* **Exercise directions**
Your task is to copy every line of the entries that contains "Emission".

* **Provided information**

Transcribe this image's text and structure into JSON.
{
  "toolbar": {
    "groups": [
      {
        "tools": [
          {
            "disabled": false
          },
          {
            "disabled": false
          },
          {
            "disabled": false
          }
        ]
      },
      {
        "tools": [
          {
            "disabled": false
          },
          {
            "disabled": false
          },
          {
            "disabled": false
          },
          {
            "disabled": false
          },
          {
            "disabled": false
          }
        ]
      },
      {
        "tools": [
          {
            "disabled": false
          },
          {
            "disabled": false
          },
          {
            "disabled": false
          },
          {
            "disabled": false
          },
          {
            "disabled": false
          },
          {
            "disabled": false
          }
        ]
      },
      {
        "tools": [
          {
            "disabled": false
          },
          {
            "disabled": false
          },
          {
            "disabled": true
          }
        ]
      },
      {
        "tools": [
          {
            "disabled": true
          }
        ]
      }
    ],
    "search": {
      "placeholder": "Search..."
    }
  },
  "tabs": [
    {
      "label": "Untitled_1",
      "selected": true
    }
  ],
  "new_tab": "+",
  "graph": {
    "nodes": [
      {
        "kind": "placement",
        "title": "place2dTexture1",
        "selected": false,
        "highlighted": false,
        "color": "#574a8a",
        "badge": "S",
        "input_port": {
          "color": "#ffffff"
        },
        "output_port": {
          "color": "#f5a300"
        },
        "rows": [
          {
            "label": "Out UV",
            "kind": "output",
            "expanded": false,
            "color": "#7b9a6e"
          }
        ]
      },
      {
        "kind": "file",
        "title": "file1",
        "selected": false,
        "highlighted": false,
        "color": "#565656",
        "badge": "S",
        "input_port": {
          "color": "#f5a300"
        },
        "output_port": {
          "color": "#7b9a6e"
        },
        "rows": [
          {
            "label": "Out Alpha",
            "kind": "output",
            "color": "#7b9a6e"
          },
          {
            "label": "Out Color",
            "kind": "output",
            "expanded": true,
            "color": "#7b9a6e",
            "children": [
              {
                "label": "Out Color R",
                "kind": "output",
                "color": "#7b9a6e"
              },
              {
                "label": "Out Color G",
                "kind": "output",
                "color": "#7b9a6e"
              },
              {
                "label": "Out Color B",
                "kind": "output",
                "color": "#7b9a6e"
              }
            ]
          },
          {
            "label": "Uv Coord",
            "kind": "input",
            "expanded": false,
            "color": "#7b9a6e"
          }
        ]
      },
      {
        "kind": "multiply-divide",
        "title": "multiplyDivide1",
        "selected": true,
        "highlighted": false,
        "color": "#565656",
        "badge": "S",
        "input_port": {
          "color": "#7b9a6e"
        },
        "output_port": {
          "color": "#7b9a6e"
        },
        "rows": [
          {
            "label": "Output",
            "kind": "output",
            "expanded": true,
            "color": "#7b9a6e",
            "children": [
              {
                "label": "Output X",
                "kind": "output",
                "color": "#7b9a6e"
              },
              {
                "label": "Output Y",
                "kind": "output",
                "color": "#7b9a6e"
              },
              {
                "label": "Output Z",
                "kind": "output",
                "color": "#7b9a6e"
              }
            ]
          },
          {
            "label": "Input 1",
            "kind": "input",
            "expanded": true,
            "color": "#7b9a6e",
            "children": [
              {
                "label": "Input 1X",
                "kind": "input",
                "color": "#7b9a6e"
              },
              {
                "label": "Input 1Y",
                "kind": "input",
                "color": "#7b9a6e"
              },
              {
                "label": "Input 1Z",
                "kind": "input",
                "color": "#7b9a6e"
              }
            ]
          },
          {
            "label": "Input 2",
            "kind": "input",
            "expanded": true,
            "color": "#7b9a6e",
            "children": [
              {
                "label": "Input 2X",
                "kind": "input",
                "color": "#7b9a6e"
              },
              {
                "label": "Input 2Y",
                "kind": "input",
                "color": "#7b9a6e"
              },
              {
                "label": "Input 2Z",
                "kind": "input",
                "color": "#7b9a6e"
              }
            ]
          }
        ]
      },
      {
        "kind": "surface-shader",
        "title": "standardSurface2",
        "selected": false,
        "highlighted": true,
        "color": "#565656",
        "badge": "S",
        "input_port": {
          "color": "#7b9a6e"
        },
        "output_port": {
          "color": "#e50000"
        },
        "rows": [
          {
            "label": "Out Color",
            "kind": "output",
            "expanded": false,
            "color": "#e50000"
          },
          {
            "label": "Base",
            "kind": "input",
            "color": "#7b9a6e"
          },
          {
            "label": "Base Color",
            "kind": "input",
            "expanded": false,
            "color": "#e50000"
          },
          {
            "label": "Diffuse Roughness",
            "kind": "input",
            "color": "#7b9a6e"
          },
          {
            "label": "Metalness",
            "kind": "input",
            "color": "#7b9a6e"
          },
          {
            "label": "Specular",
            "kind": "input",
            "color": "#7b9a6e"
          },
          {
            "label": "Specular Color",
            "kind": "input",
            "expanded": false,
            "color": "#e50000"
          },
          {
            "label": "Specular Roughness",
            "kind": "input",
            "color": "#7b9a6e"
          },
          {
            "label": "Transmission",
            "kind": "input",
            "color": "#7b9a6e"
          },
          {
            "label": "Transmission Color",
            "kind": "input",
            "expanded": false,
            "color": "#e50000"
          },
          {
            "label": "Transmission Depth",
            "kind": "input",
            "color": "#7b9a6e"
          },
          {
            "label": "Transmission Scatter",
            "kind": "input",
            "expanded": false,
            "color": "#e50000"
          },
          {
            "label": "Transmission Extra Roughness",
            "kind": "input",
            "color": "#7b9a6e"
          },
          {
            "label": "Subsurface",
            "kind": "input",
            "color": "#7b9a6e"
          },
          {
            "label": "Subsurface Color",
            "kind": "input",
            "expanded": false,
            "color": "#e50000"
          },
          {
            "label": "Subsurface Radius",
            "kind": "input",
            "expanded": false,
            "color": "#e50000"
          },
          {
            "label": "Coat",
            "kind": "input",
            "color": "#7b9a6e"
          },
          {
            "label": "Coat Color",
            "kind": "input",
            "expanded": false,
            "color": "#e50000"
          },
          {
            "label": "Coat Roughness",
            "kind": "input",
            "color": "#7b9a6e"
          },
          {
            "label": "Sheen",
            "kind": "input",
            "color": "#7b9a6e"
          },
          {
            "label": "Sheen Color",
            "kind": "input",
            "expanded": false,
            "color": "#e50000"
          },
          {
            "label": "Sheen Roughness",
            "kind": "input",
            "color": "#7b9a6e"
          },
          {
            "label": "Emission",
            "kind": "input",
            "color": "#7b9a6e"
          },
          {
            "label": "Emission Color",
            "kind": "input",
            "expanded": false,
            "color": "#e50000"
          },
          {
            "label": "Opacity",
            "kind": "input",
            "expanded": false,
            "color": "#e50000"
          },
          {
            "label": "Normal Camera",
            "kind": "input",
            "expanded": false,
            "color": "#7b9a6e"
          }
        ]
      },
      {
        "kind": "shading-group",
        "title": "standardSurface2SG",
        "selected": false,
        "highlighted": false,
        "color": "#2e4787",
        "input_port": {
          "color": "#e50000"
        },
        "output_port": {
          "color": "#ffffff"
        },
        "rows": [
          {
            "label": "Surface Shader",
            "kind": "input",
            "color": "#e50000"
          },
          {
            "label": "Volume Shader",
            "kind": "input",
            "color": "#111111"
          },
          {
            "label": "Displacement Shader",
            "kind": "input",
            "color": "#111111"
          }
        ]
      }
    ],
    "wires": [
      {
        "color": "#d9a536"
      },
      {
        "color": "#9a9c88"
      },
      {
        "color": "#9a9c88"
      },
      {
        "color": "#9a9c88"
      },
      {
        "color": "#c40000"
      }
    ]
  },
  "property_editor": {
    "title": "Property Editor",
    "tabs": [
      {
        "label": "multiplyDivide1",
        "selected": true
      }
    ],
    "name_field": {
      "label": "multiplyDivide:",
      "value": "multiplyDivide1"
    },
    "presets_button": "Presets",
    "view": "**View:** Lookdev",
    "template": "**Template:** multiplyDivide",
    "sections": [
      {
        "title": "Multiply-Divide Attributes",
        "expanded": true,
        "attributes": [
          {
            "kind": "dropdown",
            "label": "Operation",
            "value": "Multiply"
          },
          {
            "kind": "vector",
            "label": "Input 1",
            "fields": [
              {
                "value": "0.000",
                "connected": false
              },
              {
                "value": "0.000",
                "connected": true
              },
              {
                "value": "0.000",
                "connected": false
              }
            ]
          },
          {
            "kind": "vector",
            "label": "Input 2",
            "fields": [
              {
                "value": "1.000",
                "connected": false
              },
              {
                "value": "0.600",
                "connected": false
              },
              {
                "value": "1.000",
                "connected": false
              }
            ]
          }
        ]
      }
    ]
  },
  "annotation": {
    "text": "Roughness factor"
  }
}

* **Response to the exercise**
            "label": "Emission",
            "label": "Emission Color",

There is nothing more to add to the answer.